I want to preface this by stating that I reallly wanted to love this book — I used to work at the cafe where Janni wrote I’m sure a large portion of this very book. I served her coffee at least once a week for probably four years. I didn’t realize she was an author, however, until after I had already left that job. I also sat in on a panel she gave at the Tucson Festival of Books last weekend before I’d had a chance to read this (actually, I started and finished it that afternoon). She is a very interesting speaker, and was very nice to me when I got her to sign my book (not sure if she actually remembered me, but I did tell her I used to serve her coffee. She probably didn’t recognize me without my black t-shirt and grimace of customer-service-related anxiety).
Sadly, I didn’t quite like Bones of Faerie as much as I wanted to, but I DID like it quite a bit.
Bones of Faerie is set in a post-contemporary world just a couple of decades past a war with Faerie that devastated both sides. This setting and the way that Janni has the war affecting our world was one of the best parts of the novel. After the war, our world changed irrevocably. The plants and animals become magical and dangerous, trees and vines and bushes, if not kept at bay, will strangle or attempt to take root in human bodies. Farming is now a dangerous way to cultivate food. Animals are larger and more fierce. Insects burn with fire. It’s not safe to walk alone at night because you never know what’s going to come out of the darkness to try and end you. And children are sometimes born with magic in their blood, a magic that could kill everyone around them.
Our heroine is Liza, and our introduction to her sets the tone for the entire novel. She tells us immediately that she used to have a baby sister, but when that sister was born touched by magic (evident by her white hair and brilliant eyes), her father took the baby out into the woods for the fairies to reclaim, if they wanted her, essentially leaving her for dead. Instead, Liza (having run out of the house later that night) watches as her infant sister is eaten by wild animals, bones breaking, and blood spattering. And that is literally the first two pages of the novel. Welcome to Bones of Faerie!

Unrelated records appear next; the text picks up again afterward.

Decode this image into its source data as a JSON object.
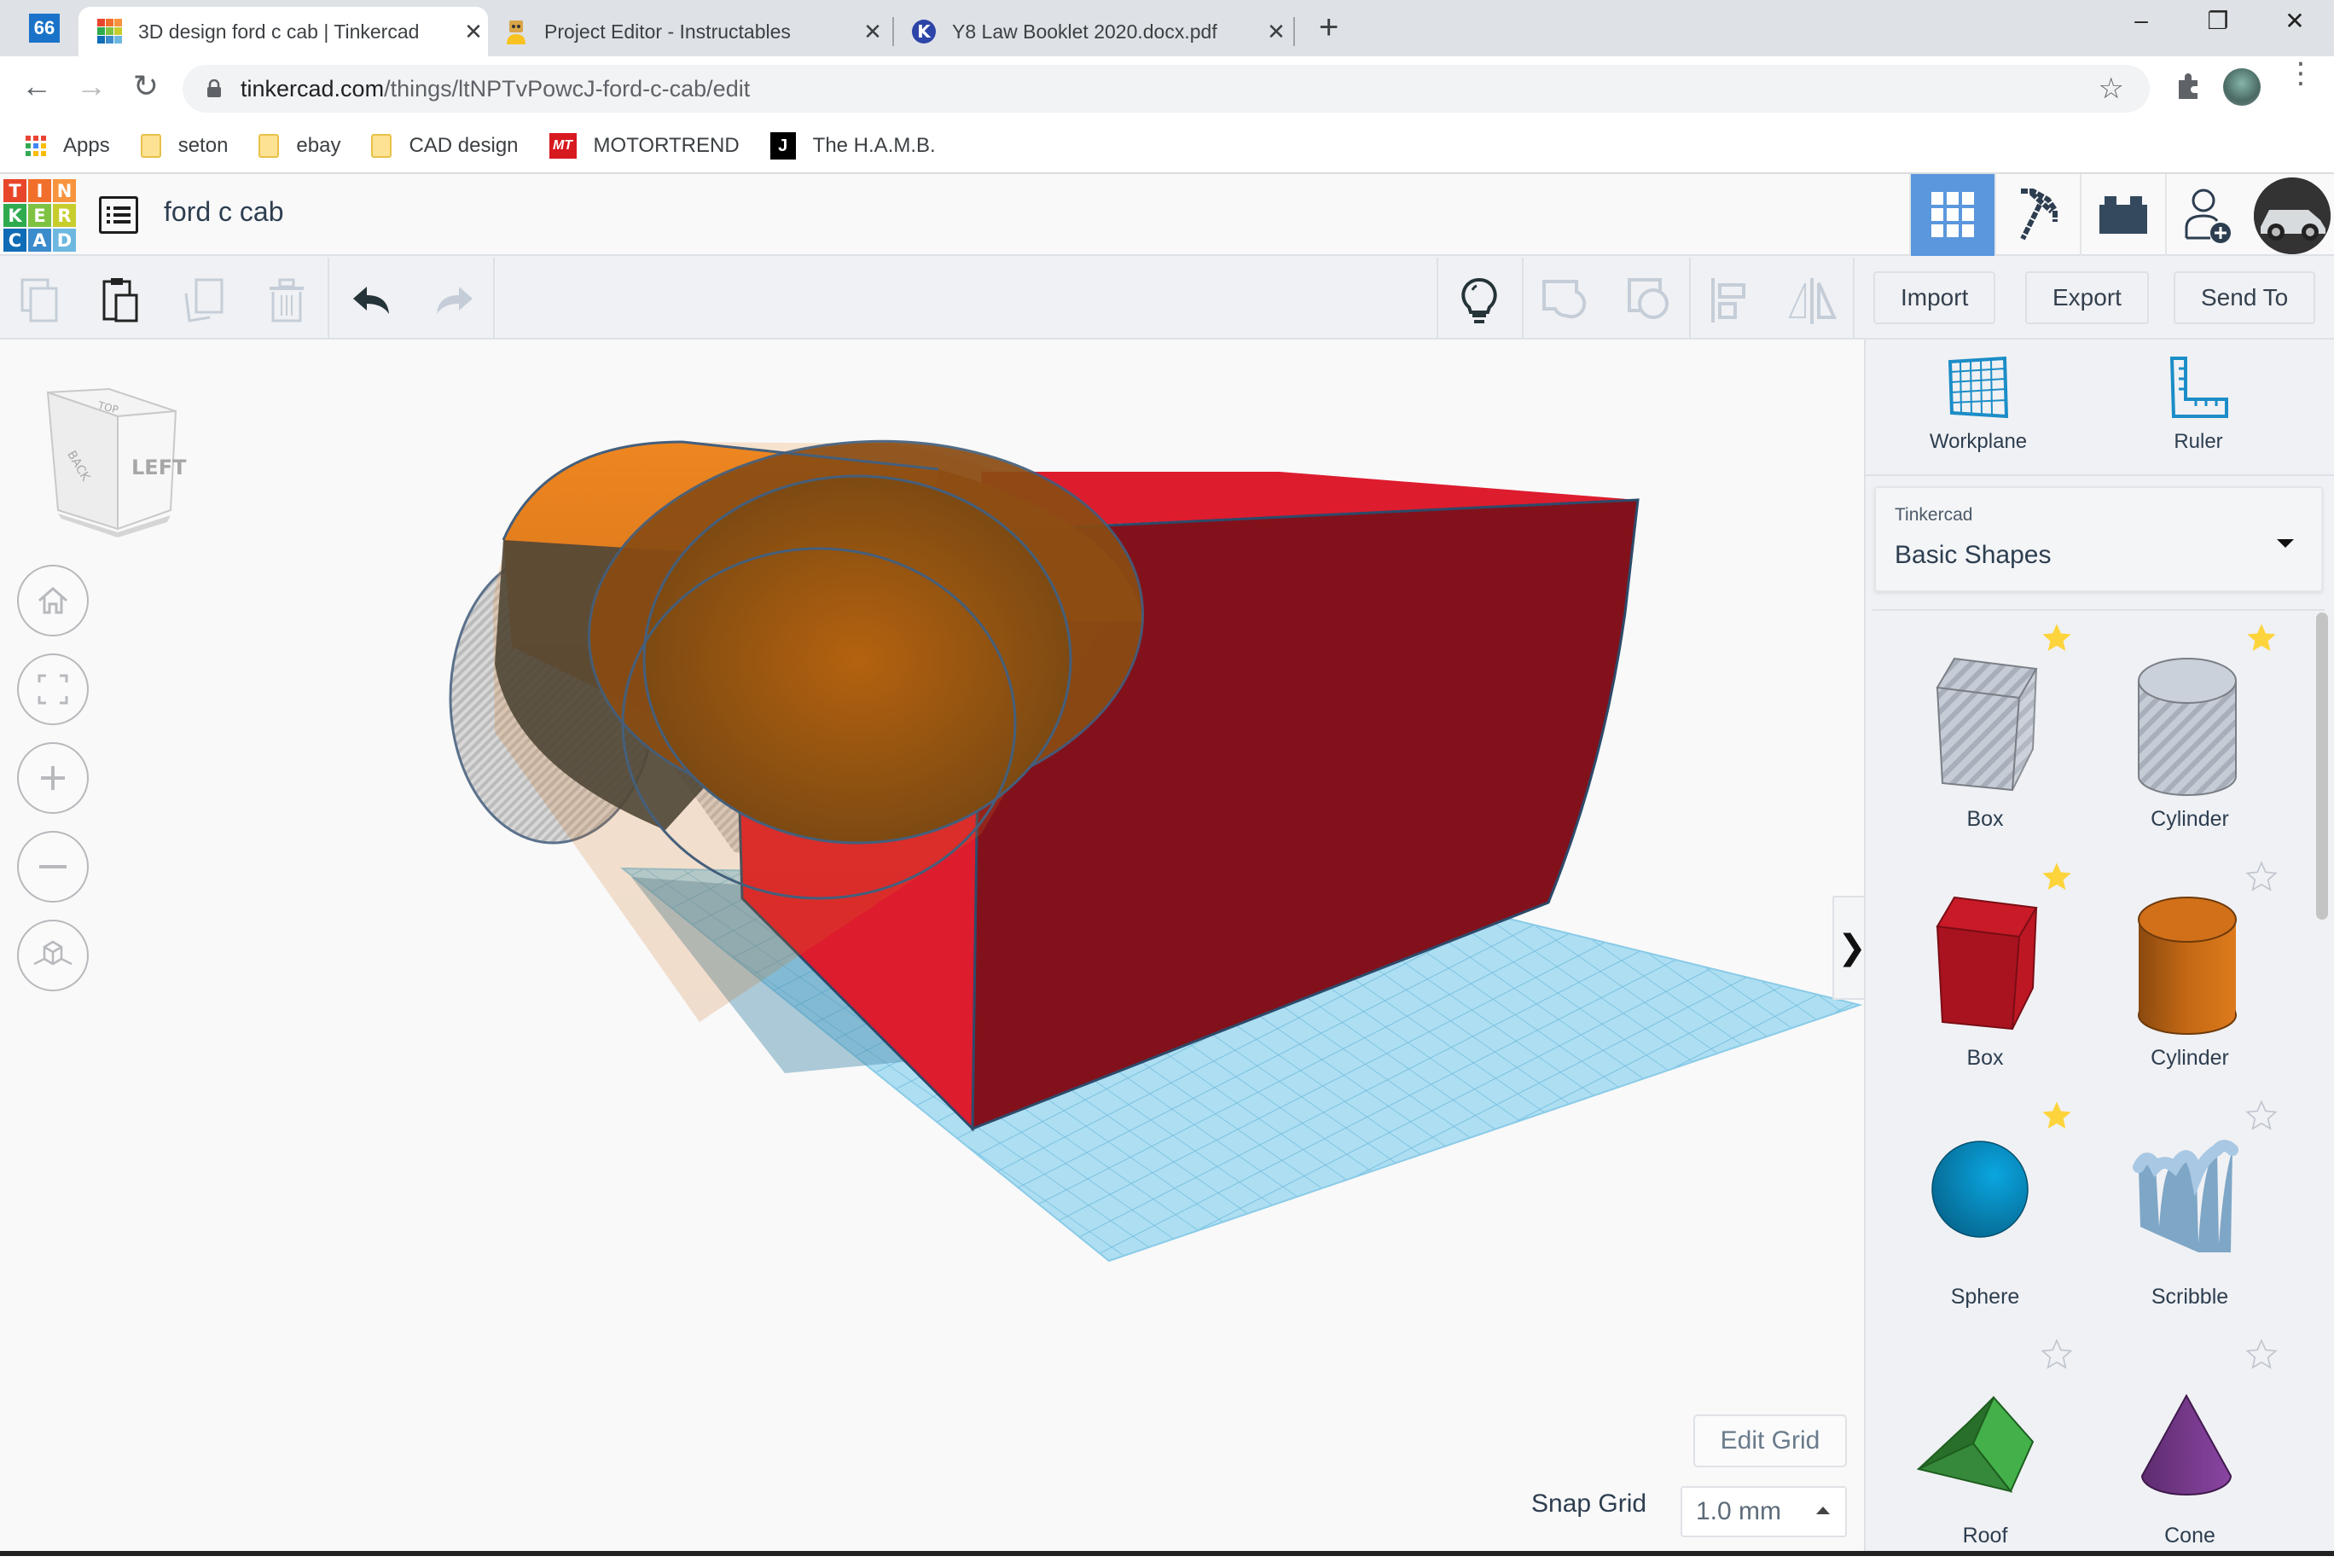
{
  "browser": {
    "tabs": [
      {
        "title": "3D design ford c cab | Tinkercad",
        "active": true,
        "favicon": "tinkercad-icon"
      },
      {
        "title": "Project Editor - Instructables",
        "active": false,
        "favicon": "instructables-robot-icon"
      },
      {
        "title": "Y8 Law Booklet 2020.docx.pdf",
        "active": false,
        "favicon": "k-circle-icon"
      }
    ],
    "pinned_tab_label": "66",
    "new_tab_label": "+",
    "close_glyph": "✕",
    "window_controls": {
      "minimize": "–",
      "restore": "❐",
      "close": "✕"
    },
    "url_host": "tinkercad.com",
    "url_path": "/things/ltNPTvPowcJ-ford-c-cab/edit",
    "bookmarks": [
      {
        "label": "Apps",
        "icon": "apps-grid-icon"
      },
      {
        "label": "seton",
        "icon": "folder-icon"
      },
      {
        "label": "ebay",
        "icon": "folder-icon"
      },
      {
        "label": "CAD design",
        "icon": "folder-icon"
      },
      {
        "label": "MOTORTREND",
        "icon": "motortrend-icon"
      },
      {
        "label": "The H.A.M.B.",
        "icon": "hamb-icon"
      }
    ]
  },
  "app": {
    "logo_letters": [
      "T",
      "I",
      "N",
      "K",
      "E",
      "R",
      "C",
      "A",
      "D"
    ],
    "logo_colors": [
      "#e8462a",
      "#f26f2b",
      "#f7943d",
      "#2eab4e",
      "#7ec242",
      "#c7cd2d",
      "#0f6cb6",
      "#3b8ccc",
      "#6cb8e0"
    ],
    "design_title": "ford c cab",
    "header_buttons": [
      "3d-design-view",
      "codeblocks",
      "bricks",
      "invite-user"
    ],
    "accent_color": "#5b97dc"
  },
  "toolbar": {
    "left_tools": [
      "copy",
      "paste",
      "duplicate",
      "delete",
      "undo",
      "redo"
    ],
    "right_tools": [
      "notes-lightbulb",
      "group",
      "ungroup",
      "align",
      "mirror"
    ],
    "import_label": "Import",
    "export_label": "Export",
    "send_to_label": "Send To"
  },
  "viewport": {
    "view_cube": {
      "front_label": "LEFT",
      "side_label": "BACK",
      "top_label": "TOP"
    },
    "nav_buttons": [
      "home-view",
      "fit-view",
      "zoom-in",
      "zoom-out",
      "ortho-view"
    ],
    "edit_grid_label": "Edit Grid",
    "snap_grid_label": "Snap Grid",
    "snap_grid_value": "1.0 mm",
    "collapse_glyph": "❯",
    "scene_colors": {
      "workplane": "#8fd3f0",
      "box": "#7f1019",
      "box_light": "#dd1c2e",
      "cylinder": "#e58020",
      "hole": "#c9c9c9"
    }
  },
  "panel": {
    "tools": [
      {
        "label": "Workplane",
        "icon": "workplane-icon"
      },
      {
        "label": "Ruler",
        "icon": "ruler-icon"
      }
    ],
    "library_category": "Tinkercad",
    "library_value": "Basic Shapes",
    "shapes": [
      {
        "label": "Box",
        "kind": "box-hole",
        "favorited": true
      },
      {
        "label": "Cylinder",
        "kind": "cylinder-hole",
        "favorited": true
      },
      {
        "label": "Box",
        "kind": "box",
        "favorited": true
      },
      {
        "label": "Cylinder",
        "kind": "cylinder",
        "favorited": false
      },
      {
        "label": "Sphere",
        "kind": "sphere",
        "favorited": true
      },
      {
        "label": "Scribble",
        "kind": "scribble",
        "favorited": false
      },
      {
        "label": "Roof",
        "kind": "roof",
        "favorited": false
      },
      {
        "label": "Cone",
        "kind": "cone",
        "favorited": false
      }
    ]
  }
}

Soon after witnessing this, Liza realizes she has also been touched by magic and flees her town, knowing it’s either that or have her throat slit by her own father, who is abusive and absolutely maniacal about eradicating magic. I loved the brutal but honest way this book engages these characters and this world. It gives it a realistic (and terrifying) flavor that is missing from a lot of YA. This is another reason I was surprised by my general reaction to the book. As much as I liked the themes and the setting and the general arc of the plot, it read like it was being geared towards the younger portion of the YA audience. Maybe that’s just because of the length. At 247 pages, the book is too short (the font is big and the pages small). For me, there wasn’t enough time. Not enough time passing between events of the plot, which happen at lightning speed, and not enough time for me spent with these characters getting to know them. This is one of the reasons I say it’s young-skewing, because younger readers don’t necessarily need the length to connect, but as I get older, zip-zooming through plot just isn’t satisfying anymore. I like conversation and introspection. I like thought.
Anyway, once Liza flees (followed by her friend Matthew, who turns out to be a wolf-shifter), she soon realizes other places in the world don’t treat the magically gifted with fear and violence as her town does. This leads her to exploring her world in a way she never has before, ultimately coming to terms with the death of her baby sister and her abandonment by her mother soon after. One of the coolest (and saddest and creepiest) bits in the book (highlight for spoilers: featured Liza, whose magic can summon or send away, having accidentally summoned the departed soul of her baby sister Rebecca, and that shadow following her around lost for the bulk of the novel, until Liza realizes who she is and puts her to rest).
This book was very well written, and a really fast read, I just couldn’t connect with it in the way I wanted to. I am going to finish out the series, because I feel like I will automatically enjoy future books more, because it means delving deeper into the world. And they’re quick reads anyway. But if you like YA and fairy stories, this is definitely something you should check out. The honesty and brutality of Janni’s story isn’t something I’ve seen before in this genre.